I finished reading Paul Robert’s The End of Oil, a book referenced in an earlier post about the possible end of oil production growth and the consequences of that. All I can say is that I learned a lot about the world energy situation and the supply system, but I didn’t come out of it with any sense of empowerment. The whole thing is so complex, so uncertain, and so full of big power players (governments, oil companies, utility companies, etc.) that frequently during the reading all I could do was shrug. What can I do about this situation that affects us all? Nothing. Sure I could buy a hybrid car, get a solar catcher for the roof, and turn off the lights more often, but, given the way energy is used on the whole, those steps would just be insignificant gestures.

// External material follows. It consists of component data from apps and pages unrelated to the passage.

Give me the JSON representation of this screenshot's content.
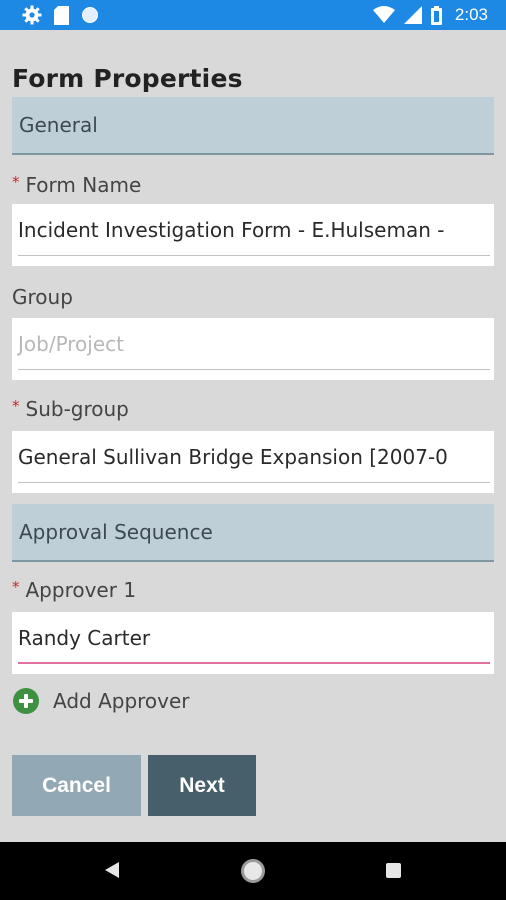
{
  "status_bar": {
    "time": "2:03",
    "left_icons": [
      "gear-icon",
      "sd-card-icon",
      "circle-icon"
    ],
    "right_icons": [
      "wifi-icon",
      "signal-icon",
      "battery-icon"
    ],
    "color": "#1e88e5"
  },
  "page": {
    "title": "Form Properties"
  },
  "sections": {
    "general": "General",
    "approval": "Approval Sequence"
  },
  "fields": {
    "form_name": {
      "label": "Form Name",
      "required_mark": "*",
      "value": "Incident Investigation Form - E.Hulseman -"
    },
    "group": {
      "label": "Group",
      "placeholder": "Job/Project"
    },
    "sub_group": {
      "label": "Sub-group",
      "required_mark": "*",
      "value": "General Sullivan Bridge Expansion [2007-0"
    },
    "approver_1": {
      "label": "Approver 1",
      "required_mark": "*",
      "value": "Randy Carter"
    }
  },
  "add_approver": {
    "label": "Add Approver",
    "icon": "plus-circle-icon",
    "color": "#3d9140"
  },
  "buttons": {
    "cancel": "Cancel",
    "next": "Next"
  },
  "colors": {
    "section_header_bg": "#bfcfd8",
    "cancel_bg": "#93a8b5",
    "next_bg": "#475e6b",
    "required": "#c62828",
    "active_underline": "#e0709f"
  }
}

Usually with books like this the author identifies a bunch of problems and then issues a call to action like, “Get mad, write Congress, put a windmill on your roof, etc.” There was none of that. Roberts just said there’s no disagreement that at some point in the not too distant future a transition to a new energy regime based on something other than hydrocarbons will be necessary; there’s innumerable scenarios for that change from optimistic to disastrous; it’s a global issue involving the US to be sure but also massive emerging economies such as China and India; and the change will be driven by economic forces with climate and aesthetics as secondary considerations. The US is key not only because it consumes so much energy but because developing countries are not going to implement cleaner, more thrifty energy sources unless the US sets the example and maybe helps make better technology affordable for them. But nothing much is going to happen in the US until there is an energy shock on the scale of the OPEC embargo back in the ’70s. Until energy is a topic daily on TV and around kitchen tables we’ll go on as we are.

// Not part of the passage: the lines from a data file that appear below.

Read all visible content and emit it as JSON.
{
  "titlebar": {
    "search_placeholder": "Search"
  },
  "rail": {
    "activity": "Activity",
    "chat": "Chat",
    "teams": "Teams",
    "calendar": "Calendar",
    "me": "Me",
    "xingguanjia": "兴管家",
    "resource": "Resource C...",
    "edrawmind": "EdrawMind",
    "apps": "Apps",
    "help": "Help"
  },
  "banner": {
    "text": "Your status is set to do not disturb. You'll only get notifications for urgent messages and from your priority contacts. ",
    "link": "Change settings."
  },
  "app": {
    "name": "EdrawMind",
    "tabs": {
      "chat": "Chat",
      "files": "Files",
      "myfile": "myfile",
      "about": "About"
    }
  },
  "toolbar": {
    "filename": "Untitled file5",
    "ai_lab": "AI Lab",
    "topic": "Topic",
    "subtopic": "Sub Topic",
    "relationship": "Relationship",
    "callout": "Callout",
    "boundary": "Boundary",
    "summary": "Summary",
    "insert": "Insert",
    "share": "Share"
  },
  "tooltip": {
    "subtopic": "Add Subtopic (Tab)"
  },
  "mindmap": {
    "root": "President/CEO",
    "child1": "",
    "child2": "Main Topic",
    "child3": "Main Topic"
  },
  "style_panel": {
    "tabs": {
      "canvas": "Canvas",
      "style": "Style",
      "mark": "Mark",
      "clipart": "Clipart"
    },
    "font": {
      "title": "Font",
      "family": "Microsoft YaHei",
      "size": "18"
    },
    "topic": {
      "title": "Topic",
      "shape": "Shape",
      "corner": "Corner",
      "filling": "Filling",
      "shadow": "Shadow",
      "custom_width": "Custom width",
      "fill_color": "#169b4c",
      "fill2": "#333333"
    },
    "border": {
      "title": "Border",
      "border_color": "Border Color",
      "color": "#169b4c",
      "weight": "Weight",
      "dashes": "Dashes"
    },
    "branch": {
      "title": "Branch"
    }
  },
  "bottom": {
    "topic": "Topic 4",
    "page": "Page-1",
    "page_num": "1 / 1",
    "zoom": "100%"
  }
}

So keep an eye on those prices at the pump. Oil futures hit $55 per barrel today. If oil prices continue to go up next year like they have this past one, that shock may be upon us.